Chris Cocalis, founder of Pivot cycles, has been involved in the development of mountain bikes and components since the mid 80s (pretty much the beginning of time) and founded Titus Cycles in 1991. After 15 years of running Titus, Chris sold up, took some time off, then promptly decided he wasn’t done with designing and building bikes, so he set up Pivot Cycles.
Pivot strives to produce bikes that are light, stiff, plush and efficient, as does every other manufacturer. But the folks at Pivot have a few tricks up their sleeves that they claim give them an advantage over others.
The Mach 5.7 has evolved from the popular Mach 5. It has a fraction more travel (5.7 inches versus 5 inches), has dropped half a pound in frame weight, is claimed to be more rigid, and has slightly slacker geometry. I’m at a bit of a loss as to which category this bike fits into. For a bike with 5.7 inches of travel it’s very light—11.8 kg, on a par with some cross-country thoroughbreds—and yet the travel and geometry suggest that this bike might be better suited to the frivolity of all-mountain riding. But the component spec, specifically the 100 mm stem, again suggests a more cross-country persuasion. I’m confused; maybe I should stop worrying and just ride the thing.
The model we tested was spec’d with a full complement of SRAM XO components, a Fox Float RLC fork, a lightweight DT Swiss wheelset, and some fruity carbon FSA bits and bobs that no doubt helped the 5.7 trim its waistline. All these components performed flawlessly for the duration of our test.
There are two standout aspects to the ride of the 5.7. The first is the fabled DW-link rear suspension. The 5.7 manages the volatile love triangle of small bump compliance, pedalling efficiency, and active braking incredibly well. Whether it’s climbing over rough roots, checking your speed as you hammer through braking bumps, or putting the gas down to catch your riding buddies, the 5.7 manages to feel supple, lively and responsive, all at once. The other characteristic of note is that for such a light bike the 5.7 seems to be remarkably rigid. Pivot bikes are unique in that all their frames have a 92 mm wide bottom bracket shell. This allows an increase in the width of both the down tube and the suspension linkages, increasing rigidity. Other contributing factors include oversized pivot axles and cartridge bearings, and a tapered head tube. All this culminates in a bike that, despite its feathery weight, tracks and corners with the confidence of much burlier bikes.

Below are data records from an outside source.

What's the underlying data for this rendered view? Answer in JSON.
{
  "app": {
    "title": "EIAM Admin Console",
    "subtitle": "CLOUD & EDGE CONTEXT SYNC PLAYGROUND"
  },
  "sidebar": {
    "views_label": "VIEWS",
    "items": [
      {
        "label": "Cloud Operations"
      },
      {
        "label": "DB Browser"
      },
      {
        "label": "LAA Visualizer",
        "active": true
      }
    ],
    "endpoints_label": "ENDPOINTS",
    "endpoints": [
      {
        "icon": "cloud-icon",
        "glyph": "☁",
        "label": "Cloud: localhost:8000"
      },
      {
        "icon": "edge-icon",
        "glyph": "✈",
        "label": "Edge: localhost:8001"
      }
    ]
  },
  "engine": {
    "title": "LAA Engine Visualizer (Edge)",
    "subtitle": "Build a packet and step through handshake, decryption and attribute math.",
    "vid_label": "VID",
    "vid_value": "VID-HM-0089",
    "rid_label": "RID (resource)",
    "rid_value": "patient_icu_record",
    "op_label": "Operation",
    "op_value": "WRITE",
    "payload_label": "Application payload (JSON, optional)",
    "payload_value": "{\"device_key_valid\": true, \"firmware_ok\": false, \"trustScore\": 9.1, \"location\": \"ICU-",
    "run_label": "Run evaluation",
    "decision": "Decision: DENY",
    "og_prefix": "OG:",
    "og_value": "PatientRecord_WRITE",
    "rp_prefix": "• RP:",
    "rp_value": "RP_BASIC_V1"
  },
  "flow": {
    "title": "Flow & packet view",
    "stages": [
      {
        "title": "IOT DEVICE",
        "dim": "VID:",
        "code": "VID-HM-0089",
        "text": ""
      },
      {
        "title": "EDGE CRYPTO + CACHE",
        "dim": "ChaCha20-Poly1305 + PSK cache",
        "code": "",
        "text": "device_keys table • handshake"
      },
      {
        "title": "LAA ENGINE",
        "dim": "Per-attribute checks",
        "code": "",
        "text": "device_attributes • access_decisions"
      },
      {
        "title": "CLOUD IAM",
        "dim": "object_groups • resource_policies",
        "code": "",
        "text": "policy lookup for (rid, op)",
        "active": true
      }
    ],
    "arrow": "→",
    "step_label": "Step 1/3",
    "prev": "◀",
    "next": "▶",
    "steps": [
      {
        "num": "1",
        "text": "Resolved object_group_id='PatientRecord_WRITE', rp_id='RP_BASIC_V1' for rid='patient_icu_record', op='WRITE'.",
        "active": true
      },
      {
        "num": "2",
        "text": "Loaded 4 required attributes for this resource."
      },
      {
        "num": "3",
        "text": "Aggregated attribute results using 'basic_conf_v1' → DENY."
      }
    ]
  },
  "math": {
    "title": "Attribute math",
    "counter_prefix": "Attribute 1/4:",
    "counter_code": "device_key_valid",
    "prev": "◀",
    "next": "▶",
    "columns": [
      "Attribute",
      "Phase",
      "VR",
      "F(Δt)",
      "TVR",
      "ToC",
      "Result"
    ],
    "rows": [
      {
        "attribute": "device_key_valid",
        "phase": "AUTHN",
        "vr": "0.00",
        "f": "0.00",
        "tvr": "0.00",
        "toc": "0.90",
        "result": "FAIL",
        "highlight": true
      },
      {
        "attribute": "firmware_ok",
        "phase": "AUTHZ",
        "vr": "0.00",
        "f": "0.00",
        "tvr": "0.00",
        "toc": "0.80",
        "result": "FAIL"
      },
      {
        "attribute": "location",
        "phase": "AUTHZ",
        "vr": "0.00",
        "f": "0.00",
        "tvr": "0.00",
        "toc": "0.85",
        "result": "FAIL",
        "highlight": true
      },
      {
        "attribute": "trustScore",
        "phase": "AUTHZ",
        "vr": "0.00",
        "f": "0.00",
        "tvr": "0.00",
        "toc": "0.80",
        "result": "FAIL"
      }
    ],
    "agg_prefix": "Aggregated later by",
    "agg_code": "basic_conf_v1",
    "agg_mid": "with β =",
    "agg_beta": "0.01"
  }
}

We’re not in the habit of dwelling on the length and width of the stem and bar spec on bikes; most people have a personal preference and will swap these at the time of purchase or thereafter. However, my one real gripe with the 5.7 is the fact that it comes spec’d with a 100 mm stem. I’d expect to find this on cross-country specific bikes, not on an all-rounder like the 5.7. Changing the stem to a shorter 70 mm option improved the handling and riding position in every situation. Personally I’d prefer a shorter stem again, but would need to go to a larger frame size to do so.
The 5.7 is a great all-rounder. If you’re feeling flush and considering buying one, I’d recommended sizing it up with a shorter stem and wider bars. LEIF ROY
Kiran MacKinnon is a human dyno. When Santa Cruz Bicycles needs to test, experiment and validate suspension then Kiran is the one of the main people we call on to do that work. Not only is he an extremely talented bike rider and incredibly knowledgeable about suspension, but he can actually interpret and translate what he’s feeling in a way that he can communicate to the rest of the engineering team. This enables them to cross-reference the data they’ve collected with real life, on-trail experience to build better bikes and provide the right setup for our riders. We’re constantly refining our VPP™ suspension as well as the damping tunes shocks we spec on our bikes in order to make sure our bikes ride really, really good.